Mathematics 2 University of London

University of London LogoMathematics 2 University of London

If you are studying this subject, you will already have studied (or be concurrently studying) 05A Mathematics 1 or you will have a qualification which allowed you exemption from that course due to its equivalence. This subject builds upon Mathematics 1. Everything in Mathematics 1 is essential to Mathematics 2. So, although Mathematics 2 is formally a separate subject, it is best thought of as an extension of Mathematics 1. Given this, it is essential that you have a good understanding of Mathematics 1. In this subject guide, we will briefly review some of the important ideas and techniques from Mathematics 1 that we shall need for
Mathematics 2, but you should refer to the Mathematics 1 guide and the textbooks if you feel the need to refresh yourself on some of the more basic Mathematics 1 topics.
In Mathematics 2, we explore further some topics introduced in Mathematics 1 and we study some more applications to the social sciences, particularly economics. In particular, we investigate further the applications of differentiation and integration, and functions of several variables: we shall see some new applications and also some new techniques.
This subject also introduces some important new topics: for example, we shall meet new techniques for solving linear equations, and we introduce differential and difference equations.
This half course may not be taken with 76 Management mathematics, 173 Algebra or 174 Calculus.

Studying mathematics
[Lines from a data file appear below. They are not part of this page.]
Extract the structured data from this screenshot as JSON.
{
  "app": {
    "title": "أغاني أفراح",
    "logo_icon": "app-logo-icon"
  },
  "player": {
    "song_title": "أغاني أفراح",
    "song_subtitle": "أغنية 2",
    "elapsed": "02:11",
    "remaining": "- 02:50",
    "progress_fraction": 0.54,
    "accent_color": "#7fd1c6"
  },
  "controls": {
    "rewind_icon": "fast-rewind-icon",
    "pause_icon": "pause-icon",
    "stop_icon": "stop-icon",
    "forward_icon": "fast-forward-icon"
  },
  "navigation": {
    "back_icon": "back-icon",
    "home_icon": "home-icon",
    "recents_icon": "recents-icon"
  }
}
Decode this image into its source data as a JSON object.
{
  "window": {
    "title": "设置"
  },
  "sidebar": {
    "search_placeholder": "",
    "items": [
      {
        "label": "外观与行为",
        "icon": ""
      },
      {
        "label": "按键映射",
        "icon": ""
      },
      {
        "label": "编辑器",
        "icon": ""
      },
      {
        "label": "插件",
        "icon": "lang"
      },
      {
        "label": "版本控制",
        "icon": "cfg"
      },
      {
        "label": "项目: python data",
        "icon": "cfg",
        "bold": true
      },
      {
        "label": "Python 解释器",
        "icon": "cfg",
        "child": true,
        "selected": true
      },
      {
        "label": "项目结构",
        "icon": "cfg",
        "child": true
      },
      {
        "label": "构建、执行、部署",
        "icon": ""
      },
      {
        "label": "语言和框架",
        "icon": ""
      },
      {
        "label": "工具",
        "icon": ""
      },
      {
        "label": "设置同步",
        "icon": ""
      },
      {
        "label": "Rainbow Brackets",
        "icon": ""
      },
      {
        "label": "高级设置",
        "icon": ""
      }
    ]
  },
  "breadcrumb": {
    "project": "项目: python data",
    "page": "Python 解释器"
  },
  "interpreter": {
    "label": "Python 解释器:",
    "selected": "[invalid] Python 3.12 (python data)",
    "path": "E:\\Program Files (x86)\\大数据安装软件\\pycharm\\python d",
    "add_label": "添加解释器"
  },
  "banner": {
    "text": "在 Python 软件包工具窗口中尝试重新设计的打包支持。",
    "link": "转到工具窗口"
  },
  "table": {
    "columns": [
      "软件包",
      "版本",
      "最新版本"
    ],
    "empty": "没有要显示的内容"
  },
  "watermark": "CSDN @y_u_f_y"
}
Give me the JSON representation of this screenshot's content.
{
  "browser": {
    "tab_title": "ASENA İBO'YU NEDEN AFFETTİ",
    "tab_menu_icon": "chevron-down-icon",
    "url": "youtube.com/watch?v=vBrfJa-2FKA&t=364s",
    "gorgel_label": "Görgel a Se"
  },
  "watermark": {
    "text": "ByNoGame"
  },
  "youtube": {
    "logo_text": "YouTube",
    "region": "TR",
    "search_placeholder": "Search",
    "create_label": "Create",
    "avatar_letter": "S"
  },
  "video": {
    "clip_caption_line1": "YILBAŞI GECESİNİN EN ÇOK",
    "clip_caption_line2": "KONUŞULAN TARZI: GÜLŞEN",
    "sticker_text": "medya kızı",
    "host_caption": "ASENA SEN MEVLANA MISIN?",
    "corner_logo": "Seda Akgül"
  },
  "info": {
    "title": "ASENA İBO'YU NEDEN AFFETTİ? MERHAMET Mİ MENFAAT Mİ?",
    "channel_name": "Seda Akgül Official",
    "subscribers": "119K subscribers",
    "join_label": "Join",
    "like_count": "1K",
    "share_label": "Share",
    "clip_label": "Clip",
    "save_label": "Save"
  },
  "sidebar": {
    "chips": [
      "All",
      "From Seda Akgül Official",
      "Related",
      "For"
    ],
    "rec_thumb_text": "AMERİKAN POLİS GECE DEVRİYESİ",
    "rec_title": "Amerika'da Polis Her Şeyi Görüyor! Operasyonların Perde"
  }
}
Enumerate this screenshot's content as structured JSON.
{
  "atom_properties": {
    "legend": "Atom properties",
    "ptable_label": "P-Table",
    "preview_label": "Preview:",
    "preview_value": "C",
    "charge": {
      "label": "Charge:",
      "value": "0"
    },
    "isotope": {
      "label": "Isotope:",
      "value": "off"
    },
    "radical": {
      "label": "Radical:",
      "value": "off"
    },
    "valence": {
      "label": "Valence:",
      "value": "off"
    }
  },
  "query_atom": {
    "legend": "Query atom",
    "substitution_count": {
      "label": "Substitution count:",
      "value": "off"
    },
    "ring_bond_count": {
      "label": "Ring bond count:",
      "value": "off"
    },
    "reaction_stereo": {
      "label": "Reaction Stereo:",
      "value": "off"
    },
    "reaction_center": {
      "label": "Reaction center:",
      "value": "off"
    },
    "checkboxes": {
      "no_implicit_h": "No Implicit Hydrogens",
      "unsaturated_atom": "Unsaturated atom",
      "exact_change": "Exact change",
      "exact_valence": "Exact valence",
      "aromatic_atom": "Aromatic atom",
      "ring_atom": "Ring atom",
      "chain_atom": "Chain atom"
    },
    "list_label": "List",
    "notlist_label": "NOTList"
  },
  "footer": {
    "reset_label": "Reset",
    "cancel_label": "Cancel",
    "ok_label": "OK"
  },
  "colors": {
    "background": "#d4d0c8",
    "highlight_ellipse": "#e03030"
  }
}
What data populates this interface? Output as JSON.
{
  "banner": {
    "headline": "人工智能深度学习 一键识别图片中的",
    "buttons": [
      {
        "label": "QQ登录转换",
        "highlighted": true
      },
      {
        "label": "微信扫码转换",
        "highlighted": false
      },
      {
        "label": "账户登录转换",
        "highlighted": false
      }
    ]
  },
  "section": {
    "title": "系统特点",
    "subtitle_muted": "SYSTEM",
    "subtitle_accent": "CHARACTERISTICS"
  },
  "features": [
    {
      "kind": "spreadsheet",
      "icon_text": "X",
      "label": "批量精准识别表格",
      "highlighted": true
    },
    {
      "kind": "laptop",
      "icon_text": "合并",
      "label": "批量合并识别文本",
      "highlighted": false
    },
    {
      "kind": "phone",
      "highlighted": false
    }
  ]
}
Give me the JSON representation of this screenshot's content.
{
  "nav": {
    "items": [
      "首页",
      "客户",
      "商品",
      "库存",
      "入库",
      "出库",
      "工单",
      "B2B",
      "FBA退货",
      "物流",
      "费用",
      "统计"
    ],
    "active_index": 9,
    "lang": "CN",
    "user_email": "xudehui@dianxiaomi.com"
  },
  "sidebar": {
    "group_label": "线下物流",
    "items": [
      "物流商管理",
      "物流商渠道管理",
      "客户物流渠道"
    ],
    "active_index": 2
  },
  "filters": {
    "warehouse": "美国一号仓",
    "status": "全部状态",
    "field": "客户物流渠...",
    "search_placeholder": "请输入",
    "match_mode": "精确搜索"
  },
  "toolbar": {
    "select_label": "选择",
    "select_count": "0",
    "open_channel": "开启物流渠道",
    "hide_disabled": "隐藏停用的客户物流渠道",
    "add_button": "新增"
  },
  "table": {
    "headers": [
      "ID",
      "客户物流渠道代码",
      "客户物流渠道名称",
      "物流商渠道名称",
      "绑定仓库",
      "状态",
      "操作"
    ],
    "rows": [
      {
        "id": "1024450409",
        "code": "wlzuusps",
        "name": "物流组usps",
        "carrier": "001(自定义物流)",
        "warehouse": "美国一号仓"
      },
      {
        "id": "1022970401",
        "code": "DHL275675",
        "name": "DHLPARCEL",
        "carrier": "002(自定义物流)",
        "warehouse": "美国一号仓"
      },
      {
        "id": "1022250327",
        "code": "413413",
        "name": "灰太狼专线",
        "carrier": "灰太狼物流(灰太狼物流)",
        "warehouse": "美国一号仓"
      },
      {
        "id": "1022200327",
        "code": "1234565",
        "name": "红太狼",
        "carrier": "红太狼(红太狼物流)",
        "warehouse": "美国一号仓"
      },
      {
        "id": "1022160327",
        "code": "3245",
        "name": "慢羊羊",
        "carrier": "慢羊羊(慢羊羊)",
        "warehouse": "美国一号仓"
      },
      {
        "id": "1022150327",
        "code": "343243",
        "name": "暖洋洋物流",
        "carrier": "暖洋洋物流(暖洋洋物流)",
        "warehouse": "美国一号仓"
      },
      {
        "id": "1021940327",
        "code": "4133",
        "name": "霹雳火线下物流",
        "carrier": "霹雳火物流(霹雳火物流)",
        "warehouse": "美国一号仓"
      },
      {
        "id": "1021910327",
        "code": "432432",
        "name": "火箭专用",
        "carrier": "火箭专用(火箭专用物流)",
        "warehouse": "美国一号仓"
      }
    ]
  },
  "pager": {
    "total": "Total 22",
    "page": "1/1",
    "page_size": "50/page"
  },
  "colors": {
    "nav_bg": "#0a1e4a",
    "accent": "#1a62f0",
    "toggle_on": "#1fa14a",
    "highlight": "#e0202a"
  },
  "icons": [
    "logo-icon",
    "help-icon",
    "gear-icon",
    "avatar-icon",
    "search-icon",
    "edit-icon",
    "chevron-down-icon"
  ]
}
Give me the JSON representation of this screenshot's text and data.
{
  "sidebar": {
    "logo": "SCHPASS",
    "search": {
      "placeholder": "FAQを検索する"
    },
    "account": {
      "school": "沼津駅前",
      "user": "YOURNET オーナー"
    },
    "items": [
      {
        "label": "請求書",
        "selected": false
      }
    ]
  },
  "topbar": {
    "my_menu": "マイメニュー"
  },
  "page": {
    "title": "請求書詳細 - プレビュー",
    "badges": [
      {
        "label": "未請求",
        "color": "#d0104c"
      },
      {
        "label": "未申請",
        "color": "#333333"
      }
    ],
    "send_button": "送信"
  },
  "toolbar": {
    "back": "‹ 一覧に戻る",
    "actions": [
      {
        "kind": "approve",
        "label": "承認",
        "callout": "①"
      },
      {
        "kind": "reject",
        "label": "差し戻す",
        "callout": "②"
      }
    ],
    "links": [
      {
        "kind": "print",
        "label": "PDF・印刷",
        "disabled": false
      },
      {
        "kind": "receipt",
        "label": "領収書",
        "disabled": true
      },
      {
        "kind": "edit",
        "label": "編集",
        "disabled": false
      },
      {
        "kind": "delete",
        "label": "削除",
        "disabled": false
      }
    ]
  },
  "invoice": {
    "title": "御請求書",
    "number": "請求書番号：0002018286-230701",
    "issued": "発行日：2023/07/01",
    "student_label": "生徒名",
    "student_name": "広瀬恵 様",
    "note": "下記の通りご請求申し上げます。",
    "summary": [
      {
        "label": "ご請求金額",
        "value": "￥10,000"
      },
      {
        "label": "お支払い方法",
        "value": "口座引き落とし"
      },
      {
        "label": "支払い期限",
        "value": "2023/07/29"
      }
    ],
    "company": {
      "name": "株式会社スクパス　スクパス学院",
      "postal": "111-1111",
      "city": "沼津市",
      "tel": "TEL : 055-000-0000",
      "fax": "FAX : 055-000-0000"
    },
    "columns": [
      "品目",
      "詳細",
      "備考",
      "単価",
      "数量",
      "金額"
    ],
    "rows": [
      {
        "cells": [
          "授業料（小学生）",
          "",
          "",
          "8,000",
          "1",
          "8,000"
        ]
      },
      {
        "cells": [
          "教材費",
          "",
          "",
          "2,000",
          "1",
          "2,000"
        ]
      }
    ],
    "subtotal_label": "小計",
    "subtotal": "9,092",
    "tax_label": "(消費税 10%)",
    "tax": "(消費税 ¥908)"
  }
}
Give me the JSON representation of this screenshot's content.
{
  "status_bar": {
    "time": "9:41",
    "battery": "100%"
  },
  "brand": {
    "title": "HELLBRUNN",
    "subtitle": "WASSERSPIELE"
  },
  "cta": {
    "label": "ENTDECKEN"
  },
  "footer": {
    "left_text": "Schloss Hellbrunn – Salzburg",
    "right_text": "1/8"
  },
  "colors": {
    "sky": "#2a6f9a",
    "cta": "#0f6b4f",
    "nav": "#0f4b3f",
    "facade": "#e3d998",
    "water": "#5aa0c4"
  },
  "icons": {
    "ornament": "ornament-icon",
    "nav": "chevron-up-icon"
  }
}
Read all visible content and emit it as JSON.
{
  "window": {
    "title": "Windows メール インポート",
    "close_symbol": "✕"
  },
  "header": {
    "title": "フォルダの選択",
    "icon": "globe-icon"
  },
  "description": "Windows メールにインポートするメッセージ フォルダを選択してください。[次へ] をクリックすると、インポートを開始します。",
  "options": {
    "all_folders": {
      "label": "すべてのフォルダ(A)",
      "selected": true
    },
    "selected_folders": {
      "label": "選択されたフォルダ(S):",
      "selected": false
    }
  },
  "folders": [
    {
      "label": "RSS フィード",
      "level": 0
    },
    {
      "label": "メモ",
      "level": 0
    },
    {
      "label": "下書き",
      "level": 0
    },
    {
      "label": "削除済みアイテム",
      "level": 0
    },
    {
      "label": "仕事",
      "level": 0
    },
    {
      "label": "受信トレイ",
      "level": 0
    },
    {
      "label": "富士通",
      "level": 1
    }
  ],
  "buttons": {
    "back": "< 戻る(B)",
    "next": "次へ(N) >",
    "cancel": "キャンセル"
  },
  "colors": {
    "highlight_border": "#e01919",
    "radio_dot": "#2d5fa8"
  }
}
I make a number of points in the introductory chapter of the 05A Mathematics 1 guide about the nature of studying mathematics, and these are worth repeating here.
The study of mathematics can be very rewarding. It is particularly satisfying to solve a problem and know that it is solved. Unlike many of the other subjects you will study, in the mathematics subjects, there is always a right answer. Although there may be only one right (final) answer, there could be a number of different ways of obtaining that answer, some more complex than others. Thus, a given problem will have only one ‘answer’, but many ‘solutions’ (by which we mean routes to finding the answer). Generally, a mathematician likes to find the simplest solution possible to a given problem, but that does not mean that any other solution is wrong. (There may be different, equally simple, solutions.)
With mathematical questions, you first have to work out precisely what it is that the question is asking, and then try to find a method (hopefully a nice, simple one) which will solve the problem. This second step involves some degree of creativity, especially at an advanced level. You must realise that you can hardly be expected to look at every mathematics problem and write down a beautiful and concise solution, leading to the correct answer, straight away. For obvious reasons, teachers, lecturers, and textbooks rarely give that impression: they present the solution right there on the page or the blackboard, with no indication of the time a student might be expected to spend thinking — or of the dead-end paths he or she might understandably follow — before a solution can be found. It is a good idea to have scrap paper to work with so that you can try out various methods of solution. You must not get frustrated if you can’t solve a problem immediately. As you proceed through the subject, gathering more experience, you will develop a feel for which techniques are likely to be useful for particular
problems. You should not be afraid to try different techniques, some of which may not work, if you cannot immediately recognise which technique to use.